On March 11, 2016, NELA joined the Equal Justice Society, Justice at Work, the American Civil Liberties Union of Massachusetts, and the Charles Hamilton Houston Institute for Race and Justice in filing an amicus brief in support of the Plaintiff-Appellants in Jones v. City of Boston, currently pending in the U.S. Court of Appeals for the First Circuit.
The Jones plaintiffs challenged a drug test administered by the Boston Police Department from 1999 through 2006, as discriminatory against African-American officers. The “hair test” at issue attempts to determine whether a person has used cocaine by testing the amount of cocaine and cocaine metabolites in his/her hair. The individual plaintiffs are African-American officers who tested positive and – though they adamantly denied any drug use – were terminated from the Department as a result, after many years of decorous service. There is a significant body of evidence demonstrating that the hair test is not reliable, as it fails to distinguish accurately between environmental exposure and ingestion. Moreover, it is prone to generate false-positives for African-Americans, due to the physical characteristics of their hair and their hair grooming practices.

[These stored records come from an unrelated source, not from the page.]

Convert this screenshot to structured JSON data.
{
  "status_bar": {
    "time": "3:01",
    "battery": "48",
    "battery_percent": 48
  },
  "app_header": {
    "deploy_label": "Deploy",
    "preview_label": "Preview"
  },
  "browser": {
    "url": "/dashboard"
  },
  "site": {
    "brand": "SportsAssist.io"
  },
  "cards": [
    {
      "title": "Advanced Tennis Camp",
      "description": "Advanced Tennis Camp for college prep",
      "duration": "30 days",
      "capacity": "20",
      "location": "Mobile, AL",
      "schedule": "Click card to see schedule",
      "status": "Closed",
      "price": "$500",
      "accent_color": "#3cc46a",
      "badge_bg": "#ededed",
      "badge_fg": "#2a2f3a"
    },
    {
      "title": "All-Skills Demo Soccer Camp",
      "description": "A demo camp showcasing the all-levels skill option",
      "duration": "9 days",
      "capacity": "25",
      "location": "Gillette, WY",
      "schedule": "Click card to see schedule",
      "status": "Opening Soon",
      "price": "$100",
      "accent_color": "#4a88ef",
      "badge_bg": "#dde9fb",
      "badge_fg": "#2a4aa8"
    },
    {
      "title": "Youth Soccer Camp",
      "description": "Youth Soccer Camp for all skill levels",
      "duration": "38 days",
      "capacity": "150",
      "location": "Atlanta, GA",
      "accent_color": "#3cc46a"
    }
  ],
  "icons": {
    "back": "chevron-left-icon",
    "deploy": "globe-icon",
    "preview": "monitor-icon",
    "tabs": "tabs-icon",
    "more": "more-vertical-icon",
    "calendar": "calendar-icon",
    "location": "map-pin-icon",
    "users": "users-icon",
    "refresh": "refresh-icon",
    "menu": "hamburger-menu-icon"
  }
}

In an earlier appeal, the 1st Circuit ruled that the plaintiffs had demonstrated a prima facie case of disparate impact, but on remand the district court granted summary judgment to the Department regarding business necessity and on the availability of a less discriminatory alternative. In a parallel administrative proceeding, the Massachusetts Civil Service Commission ruled, in the context of reviewing the individual terminations at issue, that the hair test is too unreliable to serve as the sole grounds for a “just cause” termination.
This appeal challenges the manner in which the district court applied the standards governing summary judgment, and in particular the way in which it evaluated elements (business necessity) on which the Department has the burden of proof.

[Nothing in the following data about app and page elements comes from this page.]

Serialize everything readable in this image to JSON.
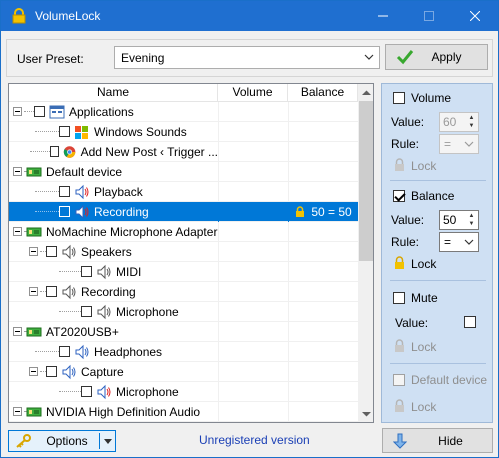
{
  "window": {
    "title": "VolumeLock"
  },
  "preset": {
    "label": "User Preset:",
    "value": "Evening",
    "apply_label": "Apply"
  },
  "tree": {
    "columns": [
      "Name",
      "Volume",
      "Balance"
    ],
    "rows": [
      {
        "label": "Applications",
        "balance": ""
      },
      {
        "label": "Windows Sounds",
        "balance": ""
      },
      {
        "label": "Add New Post ‹ Trigger ...",
        "balance": ""
      },
      {
        "label": "Default device",
        "balance": ""
      },
      {
        "label": "Playback",
        "balance": ""
      },
      {
        "label": "Recording",
        "balance": "50 = 50"
      },
      {
        "label": "NoMachine Microphone Adapter",
        "balance": ""
      },
      {
        "label": "Speakers",
        "balance": ""
      },
      {
        "label": "MIDI",
        "balance": ""
      },
      {
        "label": "Recording",
        "balance": ""
      },
      {
        "label": "Microphone",
        "balance": ""
      },
      {
        "label": "AT2020USB+",
        "balance": ""
      },
      {
        "label": "Headphones",
        "balance": ""
      },
      {
        "label": "Capture",
        "balance": ""
      },
      {
        "label": "Microphone",
        "balance": ""
      },
      {
        "label": "NVIDIA High Definition Audio",
        "balance": ""
      }
    ]
  },
  "panel": {
    "volume": {
      "label": "Volume",
      "value_label": "Value:",
      "value": "60",
      "rule_label": "Rule:",
      "rule": "=",
      "lock_label": "Lock"
    },
    "balance": {
      "label": "Balance",
      "value_label": "Value:",
      "value": "50",
      "rule_label": "Rule:",
      "rule": "=",
      "lock_label": "Lock"
    },
    "mute": {
      "label": "Mute",
      "value_label": "Value:",
      "lock_label": "Lock"
    },
    "default_device": {
      "label": "Default device",
      "lock_label": "Lock"
    }
  },
  "footer": {
    "options_label": "Options",
    "status": "Unregistered version",
    "hide_label": "Hide"
  },
  "colors": {
    "titlebar": "#1f6fd0",
    "selection": "#0078d7",
    "panel": "#cfe0f3",
    "status_text": "#1a3fb5"
  }
}
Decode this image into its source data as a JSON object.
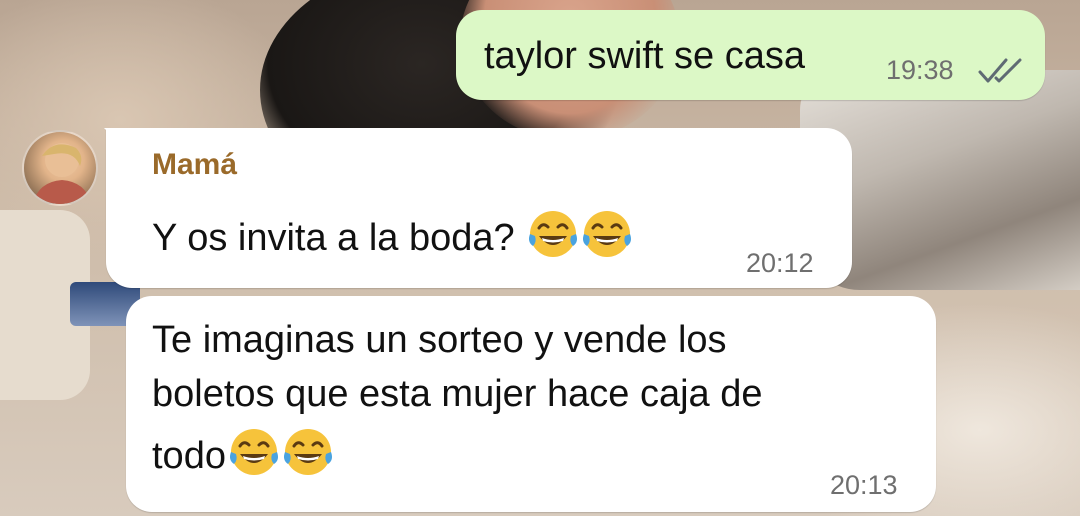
{
  "messages": [
    {
      "direction": "outgoing",
      "text": "taylor swift se casa",
      "time": "19:38",
      "status_icon": "double-check-icon"
    },
    {
      "direction": "incoming",
      "sender": "Mamá",
      "text": "Y os invita a la boda?",
      "emojis": [
        "face-with-tears-of-joy",
        "face-with-tears-of-joy"
      ],
      "time": "20:12"
    },
    {
      "direction": "incoming",
      "lines": [
        "Te imaginas un sorteo y vende los",
        "boletos que esta mujer hace caja de",
        "todo"
      ],
      "emojis": [
        "face-with-tears-of-joy",
        "face-with-tears-of-joy"
      ],
      "time": "20:13"
    }
  ],
  "colors": {
    "outgoing_bubble": "#dcf8c6",
    "incoming_bubble": "#ffffff",
    "sender_name": "#9a6a2a",
    "timestamp": "#6f6f6f",
    "read_check": "#5f6b73"
  }
}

The amicus brief provides the court with important historical context regarding the development of the law governing disparate impact, and its importance to addressing systemic discrimination in professions, like law enforcement, with deeply-imbedded cultures of exclusion that would otherwise be practically impossible to remedy.
After providing that background, the brief turns to the problems raised by the manner in which the district court evaluated both “business necessity” and “availability of a less-discriminatory alternative” in the context of resolving a motion for summary judgment. As the brief argues, the district court applied a “watered-down” version of the business necessity requirement to the Department and a heightened version of the less discriminatory alternative standard to the plaintiffs. This is particularly problematic at the summary judgment stage, because doing so necessitated drawing a number of inferences against the plaintiffs, weighing the evidence inappropriately, and engaging in its analysis as if the plaintiffs, not the Department, would have burden of establishing business necessity on the merits.
The brief was drafted by Professor Michael L. Foreman, the Director of the Civil Rights Appellate Clinic at Penn State’s Dickinson School of Law, and is available for download from the Amicus Library on the NELA Exchange.